I have immersed myself in Tacloban since we came home last Saturday. And here’s my daily routine since the super typhoon Haiyan/Yolanda sashayed into our lives.
We wake up early, and try to cook and eat in the darkness. Since there is still no electricity and most of the malls have been slaughtered by the hands of man and nature, there are no more places to spend the “Family Day”. We spend it at home, as we make constant repairs to make our home at least look normal. Then we go to church, have dinner and hope to go home before dark. The streets are still unlit, making the usual driving a hassle as we try to avoid bumps on the road. When we reach home, we instantly feel sleepy, as there are no other ways to occupy ourselves. We fall asleep before eight.
MONDAY – FRIDAY
Since I have school, I wake up earlier than normal, and try to cook by flashlight. Once everyone is finished, I take a bath in very cold waters, since the weather has been very gloomy. Then the war for a jeepney begins. Since the storm, Tacloban has lost 50% of it’s public utility vehicles, making the daily commute close to impossible since a lot of us struggle for a ride. Once I do get on a jeep, there is that twenty minute ride, where we pass by Anibong, the village where five boats still stand over houses. When I reach school, after paying twenty pesos(from the normal 15) for my ride, there is the scene of destruction. And with the rain pouring hard, classes are postponed.
So when I don’t have classes, I go to the downtown area. And everywhere, I mean everywhere, you’d see the destruction. Broken windows, roofless buildings, pulverised cement and overturned vehicles. It is really a heartbreaking state, especially for someone used to seeing Tacloban in it’s full life. Now, it looks half dead. There are businesses open, yes, but some are overpriced, and there are a lot of scarce things. There are some streets that have been energised, but not all.
When you try to buy pork, fish or veggies in Tacloban, they’re not only expensive, but you also have to cook them that very day. Since there are no refrigerators (since there isn’t any electricity), you have to cook the food to preserve them.
For those sending packages, you have to wait at least 3 days before claiming them at the post office.
Hot food is a rare commodity, which explains why you have to fight for your favorite kind of bread.
Everything has a LINE. And not just any line, a very long line. To eat at a restaurant, there’s a line. To withdraw from a bank/ATM, there’s a line. To get your package, there’s a line. For relief goods, there’s a line. To get into a hospital, there’s a line. It just shows how abnormal everything is.
When I go home, which is before 4pm, I try to catch a jeep again. And when I do, it’s another ride through Anibong, to the places that were severed by the storm. And when I get home, I try to cook in the dark again, hoping that I wouldn’t cook the food rare or burnt.
Since it’s the weekend, we all try to do our little own thing. For me, it’s trying to find a power source (since everything needs electricity these days) so I could write on my device. That means going to downtown again.

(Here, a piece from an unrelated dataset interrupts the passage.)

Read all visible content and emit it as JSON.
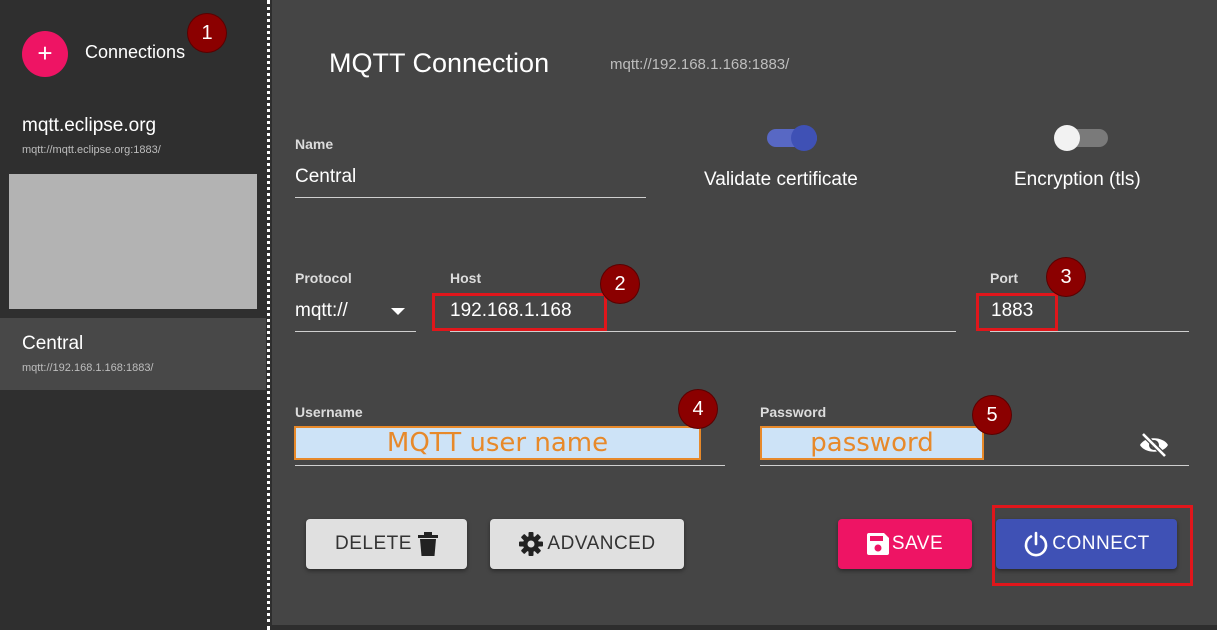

All this in one week, not to mention the non stop rains and the flooded roads.
The Taclobanons proved themselves to be survivors of this world record storm. If things are hard two months after the storm, what about the first few weeks? They had so little, and had to battle for the survival of their family members and themselves.
The world seems to slowly forget about the city that was once in full bloom, uprooted in three hours. I hope you don’t.
To read more about the Haiyan/Yolanda experience, click here: http://dimperfectprincess.blogspot.com/search/label/haiyan